David Byrd/for PhillyVoice

Burlesque star Lillian Boothe.

Bustle’s hyper-awareness of her body incited a decades-long rollercoaster relationship with restrictive fad diets.

“My mom would have us go on grapefruit diets. We’d eat grapefruit for a week, and then she would just break down and buy Oreos.”

Bustle’s strained relationship with weight, body image and food only intensified when she moved to New York to pursue a career in musical theater.

“At my biggest, I was about 280 pounds. Then I went on Atkins and dropped about a hundred pounds in a year. I thought I would finally get the roles I was hoping for. I thought, ‘Well, now I’m thin enough to be the fat best friend.’ And then my father, grandmother, and mother passed away within the span of a few years. I had been tricking myself into believing this incredibly strict eating plan was a sustainable way of life. It was not.”

After suffering so much loss, Bustle gained the weight right back.

She took up burlesque dancing when musical theater failed to provide sincere, character-driven roles for plus-size women who don’t want to play the fat best friend.

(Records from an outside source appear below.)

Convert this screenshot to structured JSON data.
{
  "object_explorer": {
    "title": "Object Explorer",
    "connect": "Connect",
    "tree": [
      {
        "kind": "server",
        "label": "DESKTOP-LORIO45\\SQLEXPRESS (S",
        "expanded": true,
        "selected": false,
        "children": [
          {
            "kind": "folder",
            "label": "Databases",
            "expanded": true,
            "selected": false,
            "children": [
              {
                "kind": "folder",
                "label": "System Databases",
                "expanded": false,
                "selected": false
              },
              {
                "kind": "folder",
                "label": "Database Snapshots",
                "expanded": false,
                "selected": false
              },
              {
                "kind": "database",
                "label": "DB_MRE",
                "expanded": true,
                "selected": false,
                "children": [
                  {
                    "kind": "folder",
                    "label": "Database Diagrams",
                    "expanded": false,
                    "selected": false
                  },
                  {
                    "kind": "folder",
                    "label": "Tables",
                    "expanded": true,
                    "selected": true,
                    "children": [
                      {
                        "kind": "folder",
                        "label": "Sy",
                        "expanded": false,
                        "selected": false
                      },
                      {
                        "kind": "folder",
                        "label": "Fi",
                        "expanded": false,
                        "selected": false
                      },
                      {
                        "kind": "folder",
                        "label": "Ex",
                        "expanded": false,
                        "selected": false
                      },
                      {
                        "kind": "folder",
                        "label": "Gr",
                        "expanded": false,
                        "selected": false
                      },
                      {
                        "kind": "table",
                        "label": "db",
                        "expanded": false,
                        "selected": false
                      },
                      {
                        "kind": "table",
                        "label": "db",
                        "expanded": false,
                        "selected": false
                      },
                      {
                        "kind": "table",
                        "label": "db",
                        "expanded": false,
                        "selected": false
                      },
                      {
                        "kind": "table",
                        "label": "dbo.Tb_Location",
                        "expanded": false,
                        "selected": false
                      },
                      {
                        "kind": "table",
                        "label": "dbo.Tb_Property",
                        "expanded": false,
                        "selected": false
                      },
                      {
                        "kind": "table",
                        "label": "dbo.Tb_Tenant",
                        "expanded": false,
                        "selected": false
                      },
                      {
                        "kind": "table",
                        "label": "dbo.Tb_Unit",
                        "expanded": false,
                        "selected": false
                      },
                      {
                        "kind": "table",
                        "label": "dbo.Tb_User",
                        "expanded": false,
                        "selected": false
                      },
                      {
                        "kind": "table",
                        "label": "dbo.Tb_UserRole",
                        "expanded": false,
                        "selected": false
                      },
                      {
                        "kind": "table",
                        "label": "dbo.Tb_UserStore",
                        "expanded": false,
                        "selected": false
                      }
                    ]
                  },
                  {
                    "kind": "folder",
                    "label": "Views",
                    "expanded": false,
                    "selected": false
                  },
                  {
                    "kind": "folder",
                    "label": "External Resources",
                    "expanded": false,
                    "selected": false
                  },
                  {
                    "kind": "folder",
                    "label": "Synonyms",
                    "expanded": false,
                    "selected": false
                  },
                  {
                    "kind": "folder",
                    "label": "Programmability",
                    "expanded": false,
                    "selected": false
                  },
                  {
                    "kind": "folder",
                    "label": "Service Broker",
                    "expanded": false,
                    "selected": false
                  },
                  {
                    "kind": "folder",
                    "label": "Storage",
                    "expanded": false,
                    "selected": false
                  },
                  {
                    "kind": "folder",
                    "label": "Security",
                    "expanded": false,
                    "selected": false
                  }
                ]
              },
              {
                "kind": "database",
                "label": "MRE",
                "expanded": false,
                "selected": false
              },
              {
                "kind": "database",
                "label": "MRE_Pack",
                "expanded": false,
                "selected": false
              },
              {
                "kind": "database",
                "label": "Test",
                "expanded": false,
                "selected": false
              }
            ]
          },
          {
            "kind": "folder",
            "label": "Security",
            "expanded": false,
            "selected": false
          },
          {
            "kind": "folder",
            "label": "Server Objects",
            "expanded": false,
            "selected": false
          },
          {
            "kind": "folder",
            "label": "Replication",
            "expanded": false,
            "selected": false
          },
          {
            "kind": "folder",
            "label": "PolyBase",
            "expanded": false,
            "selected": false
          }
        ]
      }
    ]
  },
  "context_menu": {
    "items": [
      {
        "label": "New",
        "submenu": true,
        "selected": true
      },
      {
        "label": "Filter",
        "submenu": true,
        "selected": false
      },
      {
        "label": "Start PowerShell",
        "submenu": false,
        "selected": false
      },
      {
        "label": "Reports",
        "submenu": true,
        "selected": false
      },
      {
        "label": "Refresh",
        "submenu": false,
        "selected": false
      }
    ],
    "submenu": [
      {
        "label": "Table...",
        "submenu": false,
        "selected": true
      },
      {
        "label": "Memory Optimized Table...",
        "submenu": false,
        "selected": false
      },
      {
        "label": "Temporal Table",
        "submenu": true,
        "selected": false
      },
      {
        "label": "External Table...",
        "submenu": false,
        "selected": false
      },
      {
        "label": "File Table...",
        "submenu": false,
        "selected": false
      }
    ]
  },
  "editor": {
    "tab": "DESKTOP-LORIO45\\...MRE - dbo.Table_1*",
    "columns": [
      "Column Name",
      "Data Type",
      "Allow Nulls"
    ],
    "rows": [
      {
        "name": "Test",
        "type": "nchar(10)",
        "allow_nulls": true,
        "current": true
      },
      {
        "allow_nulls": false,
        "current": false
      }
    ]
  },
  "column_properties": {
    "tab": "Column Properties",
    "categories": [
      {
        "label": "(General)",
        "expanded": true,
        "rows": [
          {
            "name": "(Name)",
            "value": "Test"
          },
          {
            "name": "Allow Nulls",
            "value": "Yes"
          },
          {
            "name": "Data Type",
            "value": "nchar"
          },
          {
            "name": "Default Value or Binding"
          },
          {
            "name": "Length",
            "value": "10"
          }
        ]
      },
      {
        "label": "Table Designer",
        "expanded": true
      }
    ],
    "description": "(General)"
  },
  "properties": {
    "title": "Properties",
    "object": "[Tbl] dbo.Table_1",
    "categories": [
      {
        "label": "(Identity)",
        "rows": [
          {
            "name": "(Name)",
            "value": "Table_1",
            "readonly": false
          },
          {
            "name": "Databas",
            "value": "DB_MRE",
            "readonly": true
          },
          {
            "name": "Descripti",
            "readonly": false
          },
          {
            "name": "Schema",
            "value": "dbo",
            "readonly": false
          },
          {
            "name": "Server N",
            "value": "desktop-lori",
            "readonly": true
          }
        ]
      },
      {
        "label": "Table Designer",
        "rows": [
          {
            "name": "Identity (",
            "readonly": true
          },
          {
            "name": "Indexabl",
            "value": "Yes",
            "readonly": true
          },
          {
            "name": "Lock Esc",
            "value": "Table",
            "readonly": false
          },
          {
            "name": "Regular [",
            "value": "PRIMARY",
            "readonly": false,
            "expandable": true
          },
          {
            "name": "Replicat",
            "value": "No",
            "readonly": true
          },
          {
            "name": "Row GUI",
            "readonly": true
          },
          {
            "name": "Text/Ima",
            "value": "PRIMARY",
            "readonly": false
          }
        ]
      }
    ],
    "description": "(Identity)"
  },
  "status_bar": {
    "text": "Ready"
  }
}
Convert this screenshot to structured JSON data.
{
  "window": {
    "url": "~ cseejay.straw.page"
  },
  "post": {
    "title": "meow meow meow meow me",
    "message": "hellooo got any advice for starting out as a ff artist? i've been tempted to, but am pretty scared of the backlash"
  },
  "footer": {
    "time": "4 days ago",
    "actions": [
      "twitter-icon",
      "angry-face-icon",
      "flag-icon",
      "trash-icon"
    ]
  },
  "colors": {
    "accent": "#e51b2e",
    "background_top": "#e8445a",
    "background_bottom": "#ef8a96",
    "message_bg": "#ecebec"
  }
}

“I felt like, in musical theater, people didn’t want to hear someone who looked like me tell stories. There wasn’t any room for someone who looked like me on stage.”

While Bustle believes there are still venues that won’t book plus size dancers, burlesque has provided her no shortage of opportunities. As a dancer, she gets to run her own show. The response has been overwhelmingly positive.

“I have yet to have anyone say anything negative to my face. It’s totally mind blowing. Sometimes, men come up to me after shows, very respectfully, and say something like, ‘You know, my wife looks a lot like you and I wish she could see you perform, because I tell her all the time how beautiful she is and I just don’t think she’ll ever believe me until she sees somebody else doing this.’”

Bustle says the demand for burlesque is growing, especially in urban areas like New York, where she attended The New York School of Burlesque.

“The fact that there’s such a huge audience for this is very telling. People have been starved of these experiences, from seeing someone up on stage with a body they relate to, sharing an experience they relate to.”

Bustle’s bringing the universal experience of enduring body shame to The Philadelphia Burlesque Festival, running May 19-22 at the Plays & Players Theatre, where she’ll be performing ‘Yes.’ She says the goal is to inspire women and men alike to say ‘yes’ to their bodies and establish a new, more inclusive standard of beauty.

For Bustle, it’s the role of a lifetime.

“The last time I performed ‘Yes,’ I could hear people audibly crying. It really cracked my heart wide open. I feel more connected to the audience when I do that piece than I have with anything else I’ve ever performed.”